This picture epitomizes the problem with “yachts’, There Is NO Documentation.. not from the factory, and certainly not after the fact. Permanent Laundry markers get my vote.. and so do LISTS and Diagrams Kept In Books.. near the helm ! People do the STUPIDEST THINGS.. on my new cruising boat.. I found a previous owner had buried The Main Circuit Breaker for all the DC systems.. inside a storage locker.. where no human could ever see it ! I only discovered it by tracing out battery cables ! I had to stick a camera in the hole, and photgraph it blind.. to read it;s labels and ratings ! Major Systems and Controls need to have Labels, and They Need to Have LAMINATED CARDS near by, so if the last man standing is a stupid passenger, they can figure out how to operate important controls ! Fisher 30 Pacific Child
Cori Grant says
Thanks Carolyn. Good read. Save and share worthy for sure.
Janine Georgette says
Wow! This is just what I needed. Even though I don’t have a boat yet, I’ve often wondered how the hell Im going to get past the initial influx of everything to learn when I do get one.
Now I have a plan and it feels so good! 😆
Carolyn Shearlock says
You’re going to do great when you get it😎
Big Family Small World says
Hi – just found your site and this is the first article I’ve read. Fantastic! We are a family of 6 who have been backpacking around the world for 7 months and are now shopping for a used catamaran to continue our explorations by sea. We are really enjoying learning about all the factors that go into making a good purchase decision. This is the next step. Gives us a mental map of what we should plan to do after we take possession – super helpful. Thanks so much and I look forward to reading more! ~Matt
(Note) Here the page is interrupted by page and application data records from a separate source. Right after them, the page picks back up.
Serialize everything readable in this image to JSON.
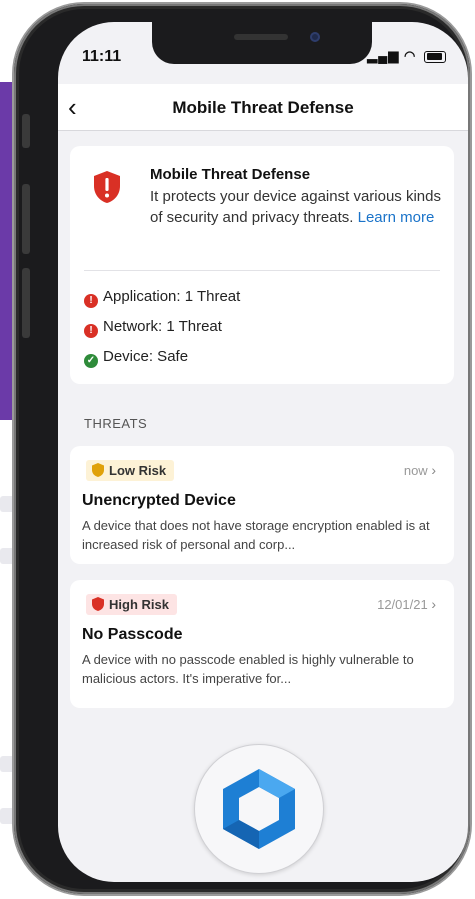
{
  "status_bar": {
    "time": "11:11",
    "signal": "▂▄▆",
    "wifi": "◠"
  },
  "nav": {
    "back": "‹",
    "title": "Mobile Threat Defense"
  },
  "summary": {
    "title": "Mobile Threat Defense",
    "description": "It protects your device against various kinds of security and privacy threats.",
    "learn_more": "Learn more",
    "rows": [
      {
        "label": "Application: 1 Threat",
        "status": "threat"
      },
      {
        "label": "Network: 1 Threat",
        "status": "threat"
      },
      {
        "label": "Device: Safe",
        "status": "safe"
      }
    ]
  },
  "threats": {
    "header": "THREATS",
    "items": [
      {
        "risk": "Low Risk",
        "time": "now",
        "title": "Unencrypted Device",
        "description": "A device that does not have storage encryption enabled is at increased risk of personal and corp..."
      },
      {
        "risk": "High Risk",
        "time": "12/01/21",
        "title": "No Passcode",
        "description": "A device with no passcode enabled is highly vulnerable to malicious actors. It's imperative for..."
      }
    ]
  },
  "colors": {
    "threat_red": "#d93025",
    "safe_green": "#2e8b3a",
    "low_risk_gold": "#e0a10a",
    "link_blue": "#1a73c9",
    "logo_blue": "#1e7fd4"
  },
  "icons": {
    "summary": "shield-alert-icon",
    "back": "chevron-left-icon",
    "threat_dot": "alert-circle-icon",
    "safe_dot": "check-circle-icon",
    "low_risk": "shield-icon",
    "high_risk": "shield-icon",
    "row_chevron": "chevron-right-icon",
    "app_logo": "hexagon-logo-icon"
  }
}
Randy Kulzer says
Some other possible tips:
Print out specific pages from the owners manual, place them in plastic sleeves, and tape them in appropriate spots (e.g., the correct connect disconnect procedure for shore power taped inside the door of the main breaker panel).
Create labels using a Brother P-Touch. I wrap these labels around each end of coaxial and power cables to indicate to which piece of equipment each cable connects. I then cover (wrap) each label with clear packing tape to keep the labels from falling off. In the case of fused power cords, i also include a label like “2 A” near the inline fuse holder to indicate the proper replacement fuse value.
Finally, I’ve also wrapped different colored duct tape around each end of different coaxial cables.to “color code” these cables. I then use two smaller zip ties to keep the duct tape from unraveling. In combination with the labels described previously, all cables can be easily identified and matched with the appropriates piece of equipment..
Carolyn Shearlock says
All great ideas!